Many Democratic lawmakers have rightly prioritized achieving policy reforms that would provide DACA and TPS recipients with a path to permanent residence and citizenship. Knowing this, a few weeks ago President Trump and Senate Republicans attempted to dupe Democratic legislators into agreeing to an appropriations deal to end the shutdown that would have enacted a right-wing wish list of measures to beef up immigration enforcement and restrict access to asylum-seekers, while offering so-called protections for DACA and TPS recipients that were arguably worse than the status quo and would have barred many from qualifying. The bill offered by Senate Republicans at Trump’s behest was a bad faith ploy to make major reforms to the U.S. immigration system while holding hostage 800,000 federal employees who were struggling to survive without a paycheck. The Republican bill was rejected in the Senate on January 24, getting even fewer votes than the Democratic proposal that included no funding for border security.

Recent reporting has revealed that DACA and TPS are unlikely be part of a new legislative package to increase border security funding and keep the government open beyond February 15. That fact, combined with the lack of the support in Congress for the previous Trump-backed legislation, suggests there’s little hope of any law being enacted that will protect DACA or TPS recipients while Trump is in the White House. That’s a crisis and a tragedy that could leave one million taxpaying workers who have lived in the United States for decades fearing deportation and employers willing to use that vulnerability against them in order to underpay and exploit them.

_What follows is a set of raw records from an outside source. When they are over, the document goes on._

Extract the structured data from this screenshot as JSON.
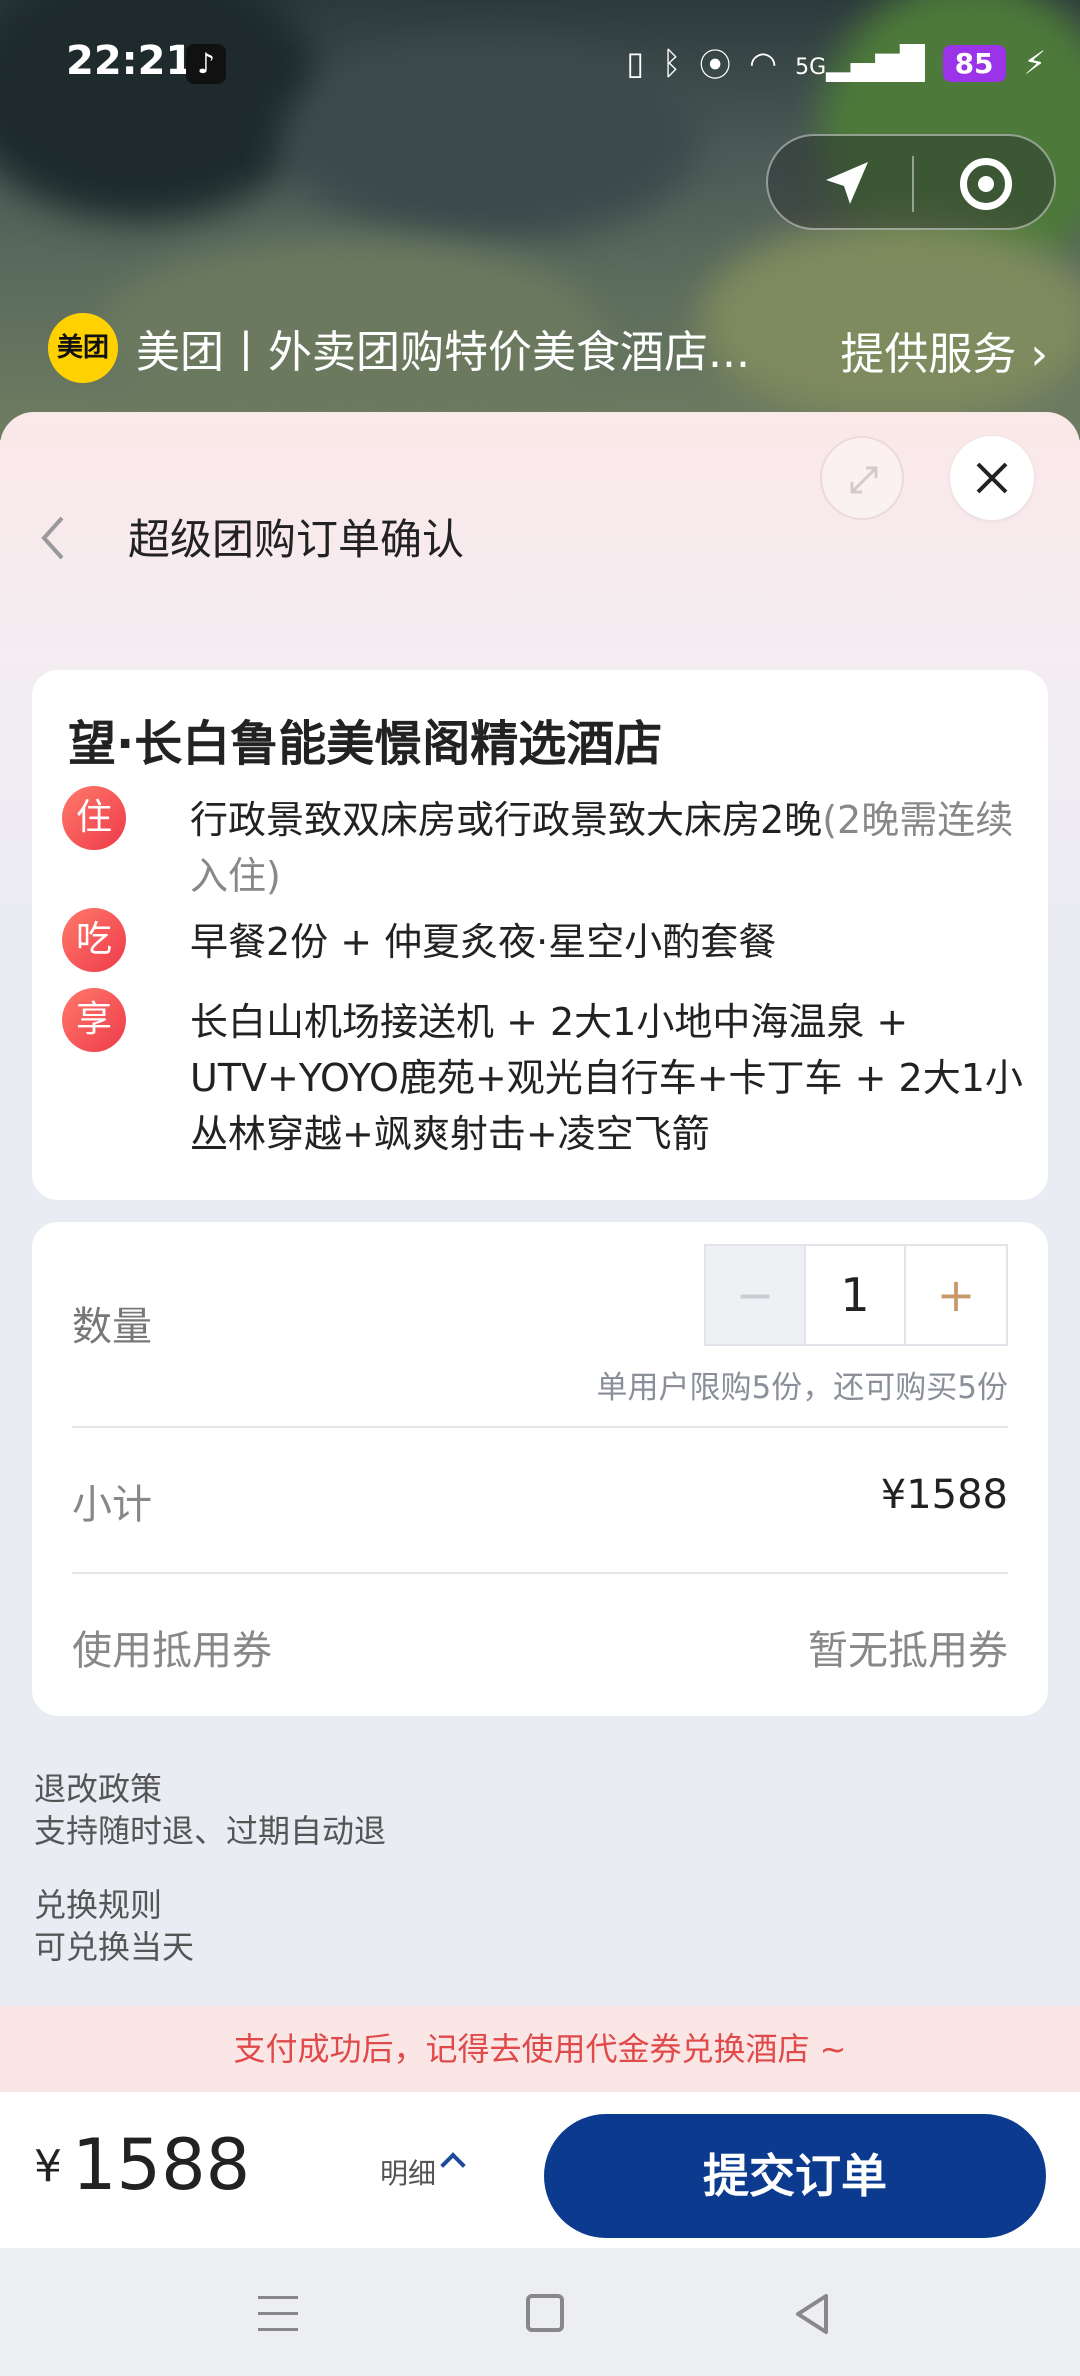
{
  "status_bar": {
    "time": "22:21",
    "app_icon": "tiktok-icon",
    "icons": [
      "vibrate-icon",
      "bluetooth-icon",
      "location-icon",
      "wifi-icon",
      "signal-5g-icon"
    ],
    "network": "5G",
    "battery": "85",
    "battery_color": "#9b34e8"
  },
  "mini_program": {
    "logo_text": "美团",
    "title": "美团丨外卖团购特价美食酒店...",
    "service_link": "提供服务"
  },
  "sheet": {
    "title": "超级团购订单确认"
  },
  "hotel": {
    "name": "望·长白鲁能美憬阁精选酒店",
    "items": [
      {
        "badge": "住",
        "text": "行政景致双床房或行政景致大床房2晚",
        "note": "(2晚需连续入住)"
      },
      {
        "badge": "吃",
        "text": "早餐2份 + 仲夏炙夜·星空小酌套餐",
        "note": ""
      },
      {
        "badge": "享",
        "text": "长白山机场接送机 + 2大1小地中海温泉 + UTV+YOYO鹿苑+观光自行车+卡丁车 + 2大1小丛林穿越+飒爽射击+凌空飞箭",
        "note": ""
      }
    ]
  },
  "order": {
    "quantity_label": "数量",
    "quantity_value": "1",
    "minus": "−",
    "plus": "+",
    "limit_text": "单用户限购5份，还可购买5份",
    "subtotal_label": "小计",
    "subtotal_value": "¥1588",
    "coupon_label": "使用抵用券",
    "coupon_value": "暂无抵用券"
  },
  "policies": [
    {
      "title": "退改政策",
      "text": "支持随时退、过期自动退"
    },
    {
      "title": "兑换规则",
      "text": "可兑换当天"
    }
  ],
  "notice": "支付成功后，记得去使用代金券兑换酒店 ~",
  "footer": {
    "currency": "¥",
    "price": "1588",
    "detail": "明细",
    "submit": "提交订单",
    "submit_color": "#0b3a8e"
  }
}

Considering Trump’s recently revealed business practices, perhaps that’s by design. His company has benefitted from the labor of unauthorized immigrant employees for nearly two decades—but once this fact was revealed by the New York Times, they began the process of firing them all. Senator Menendez (D-N.J.) has called for an investigation after meeting with some of Trump’s employees, noting that the workers “describe[d] a hostile environment where they were verbally abused and threatened,” and requested that they be protected from deportation during the investigation. Hopefully Trump’s employees—and the rest of the 8 million unauthorized immigrant workers in the U.S. labor force, including DACA and TPS recipients—will someday get what they deserve for their contributions to the U.S. economy and society: legalization and a path to citizenship.